■ Aim of the exercise ■
Filter the entries for the string "Information". Copy each line that has it.

■ ■ ■

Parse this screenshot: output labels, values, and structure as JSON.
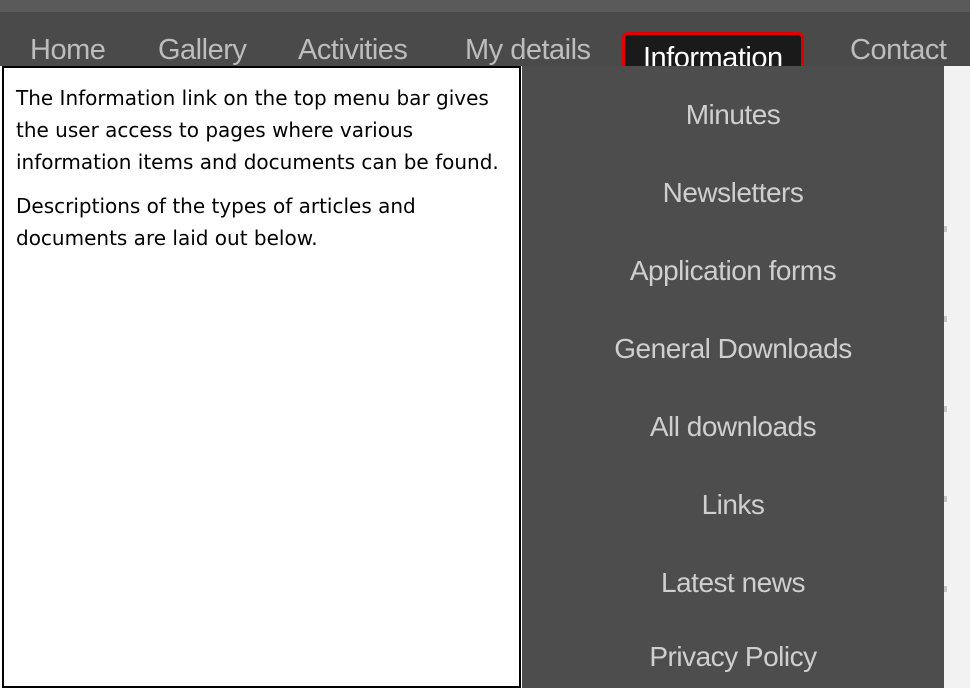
{
  "nav": {
    "items": [
      "Home",
      "Gallery",
      "Activities",
      "My details",
      "Information",
      "Contact"
    ],
    "active": "Information"
  },
  "dropdown": {
    "items": [
      "Minutes",
      "Newsletters",
      "Application forms",
      "General Downloads",
      "All downloads",
      "Links",
      "Latest news",
      "Privacy Policy"
    ]
  },
  "description": {
    "paragraphs": [
      "The Information link on the top menu bar gives the user access to pages where various information items and documents can be found.",
      "Descriptions of the types of articles and documents are laid out below."
    ]
  },
  "colors": {
    "nav_bg": "#4a4a4a",
    "active_bg": "#1a1a1a",
    "highlight": "#e00000",
    "dropdown_bg": "#4d4d4d"
  }
}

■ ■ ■

■ Your response ■
      "Information",
    "active": "Information"
      "The Information link on the top menu bar gives the user access to pages where various information items and documents can be found.",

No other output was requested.